|US3241661 *||Jul 21, 1964||Mar 22, 1966||Bowen Richard B||Impact resistant multiple bottle package|
|US4438637 *||Aug 19, 1982||Mar 27, 1984||Atkinson Lyle H||Cooling container for canned beverages and sandwiches|
|US4446705 *||May 12, 1982||May 8, 1984||Environmental Testing & Certif. Corp.||Shipping container|
|US4533050 *||Feb 10, 1984||Aug 6, 1985||Bake Jr Louis S||Cushioned container|
|CH392377A *||Title not available|
|FR1258696A *||Title not available|
|GB867467A *||Title not available|
|GB978454A *||Title not available|
|Citing Patent||Filing date||Publication date||Applicant||Title|
|US7699184||May 1, 2006||Apr 20, 2010||Rehrig Pacific Company||Bottle carrier|
|US8100273||Mar 27, 2006||Jan 24, 2012||Rehrig Pacific Company||Rack for containers|
|US20060243627 *||May 1, 2006||Nov 2, 2006||Meissen Cynthia R||Bottle carrier|

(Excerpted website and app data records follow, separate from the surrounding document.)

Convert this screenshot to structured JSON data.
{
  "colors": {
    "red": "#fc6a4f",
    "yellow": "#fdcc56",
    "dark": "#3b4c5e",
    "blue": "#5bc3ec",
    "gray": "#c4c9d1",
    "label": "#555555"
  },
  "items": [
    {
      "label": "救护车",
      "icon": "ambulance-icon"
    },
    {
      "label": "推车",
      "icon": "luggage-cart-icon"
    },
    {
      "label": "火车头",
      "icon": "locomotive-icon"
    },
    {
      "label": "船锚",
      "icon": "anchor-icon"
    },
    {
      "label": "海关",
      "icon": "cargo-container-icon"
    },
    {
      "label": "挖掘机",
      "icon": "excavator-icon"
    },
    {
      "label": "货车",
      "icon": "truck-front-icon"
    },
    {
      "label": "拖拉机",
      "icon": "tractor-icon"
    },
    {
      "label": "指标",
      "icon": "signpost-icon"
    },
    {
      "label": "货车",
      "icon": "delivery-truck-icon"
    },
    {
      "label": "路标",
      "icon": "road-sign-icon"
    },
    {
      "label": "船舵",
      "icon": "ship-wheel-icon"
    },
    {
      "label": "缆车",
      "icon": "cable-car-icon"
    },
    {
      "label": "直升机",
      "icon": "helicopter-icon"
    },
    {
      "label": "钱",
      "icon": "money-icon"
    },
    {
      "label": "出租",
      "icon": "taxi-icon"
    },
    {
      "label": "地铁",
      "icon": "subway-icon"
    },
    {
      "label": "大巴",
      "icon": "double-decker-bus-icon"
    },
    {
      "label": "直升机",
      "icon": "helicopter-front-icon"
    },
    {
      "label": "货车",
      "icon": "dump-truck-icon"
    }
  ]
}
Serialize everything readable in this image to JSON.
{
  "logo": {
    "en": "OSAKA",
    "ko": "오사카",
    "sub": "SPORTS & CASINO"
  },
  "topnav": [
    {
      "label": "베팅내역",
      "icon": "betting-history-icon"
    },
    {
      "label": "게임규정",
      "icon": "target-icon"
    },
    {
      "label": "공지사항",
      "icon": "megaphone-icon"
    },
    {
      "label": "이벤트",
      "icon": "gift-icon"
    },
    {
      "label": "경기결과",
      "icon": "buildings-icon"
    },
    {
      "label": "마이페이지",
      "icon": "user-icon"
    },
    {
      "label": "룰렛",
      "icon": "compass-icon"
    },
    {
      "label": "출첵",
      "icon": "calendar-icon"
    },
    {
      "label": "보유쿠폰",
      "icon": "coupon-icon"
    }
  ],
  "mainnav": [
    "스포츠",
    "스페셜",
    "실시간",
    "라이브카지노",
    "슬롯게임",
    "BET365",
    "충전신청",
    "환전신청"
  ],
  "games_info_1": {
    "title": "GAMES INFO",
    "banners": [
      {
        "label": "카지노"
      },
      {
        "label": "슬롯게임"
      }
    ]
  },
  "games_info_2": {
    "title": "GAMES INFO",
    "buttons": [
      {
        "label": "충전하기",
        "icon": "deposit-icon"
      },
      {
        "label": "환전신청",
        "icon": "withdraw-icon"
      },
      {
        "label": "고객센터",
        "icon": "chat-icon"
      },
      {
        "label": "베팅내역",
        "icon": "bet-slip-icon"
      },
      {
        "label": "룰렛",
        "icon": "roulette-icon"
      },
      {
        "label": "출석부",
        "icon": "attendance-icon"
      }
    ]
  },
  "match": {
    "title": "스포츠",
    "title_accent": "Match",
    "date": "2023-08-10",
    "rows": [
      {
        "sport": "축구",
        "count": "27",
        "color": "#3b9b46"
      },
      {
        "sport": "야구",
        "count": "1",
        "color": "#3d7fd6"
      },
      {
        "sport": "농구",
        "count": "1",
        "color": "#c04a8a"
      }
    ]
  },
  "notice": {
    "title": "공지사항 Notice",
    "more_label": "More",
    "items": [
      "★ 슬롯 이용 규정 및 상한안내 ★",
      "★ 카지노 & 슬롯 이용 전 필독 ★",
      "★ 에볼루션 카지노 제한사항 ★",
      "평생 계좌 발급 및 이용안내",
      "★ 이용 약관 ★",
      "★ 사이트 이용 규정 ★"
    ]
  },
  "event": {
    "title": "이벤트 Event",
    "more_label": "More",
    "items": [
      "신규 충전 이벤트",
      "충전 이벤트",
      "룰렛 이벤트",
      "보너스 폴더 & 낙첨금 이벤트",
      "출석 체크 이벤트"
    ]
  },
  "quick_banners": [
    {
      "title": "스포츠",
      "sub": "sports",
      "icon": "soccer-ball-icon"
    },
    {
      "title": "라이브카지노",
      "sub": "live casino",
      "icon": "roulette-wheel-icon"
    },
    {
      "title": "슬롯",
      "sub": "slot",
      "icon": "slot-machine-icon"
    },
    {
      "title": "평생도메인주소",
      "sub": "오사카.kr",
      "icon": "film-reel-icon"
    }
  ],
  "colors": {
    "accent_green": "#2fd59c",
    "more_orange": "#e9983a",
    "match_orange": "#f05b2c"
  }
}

|US20070221593 *||Mar 27, 2006||Sep 27, 2007||Rehrig Pacific Company||Rack for containers|
|US20080083683 *||Oct 4, 2007||Apr 10, 2008||Apps William P||Rack for containers|
|U.S. Classification||428/71, 217/19, 217/127, 428/100|
|International Classification||B65D77/04, B65D81/38, B65D81/113|
|Cooperative Classification||Y02W30/807, B65D2577/042, B65D81/113, B65D81/3834, Y10T428/233, Y10T428/24017|
|European Classification||B65D81/113, B65D81/38C4|
|Mar 5, 1993||FPAY||Fee payment|
Year of fee payment: 4
|Apr 29, 1997||REMI||Maintenance fee reminder mailed|
|Sep 21, 1997||LAPS||Lapse for failure to pay maintenance fees|
|Dec 2, 1997||FP||Expired due to failure to pay maintenance fee|
Effective date: 19970924